→ Exercise directions: Once every line below has been checked for "icon", give only the number of lines that have it.

Page and application data records:
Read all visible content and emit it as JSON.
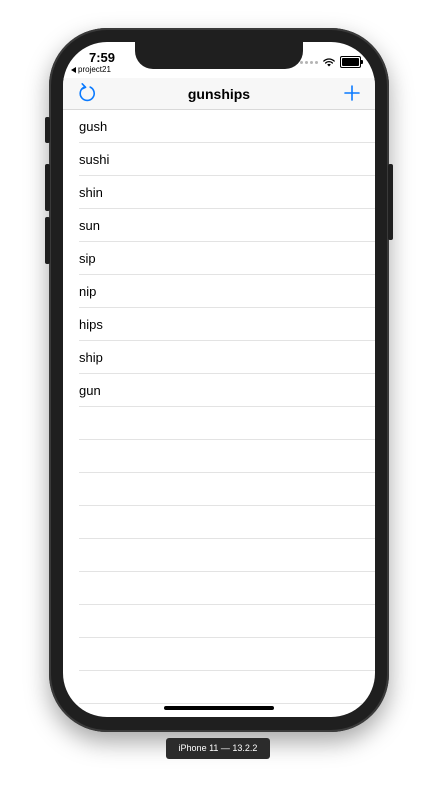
{
  "status_bar": {
    "time": "7:59",
    "back_app": "project21"
  },
  "navbar": {
    "title": "gunships",
    "left_icon": "refresh-icon",
    "right_icon": "plus-icon",
    "accent_color": "#0a7aff"
  },
  "words": [
    "gush",
    "sushi",
    "shin",
    "sun",
    "sip",
    "nip",
    "hips",
    "ship",
    "gun"
  ],
  "empty_row_count": 9,
  "simulator_label": "iPhone 11 — 13.2.2"
}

→ Answer box: 2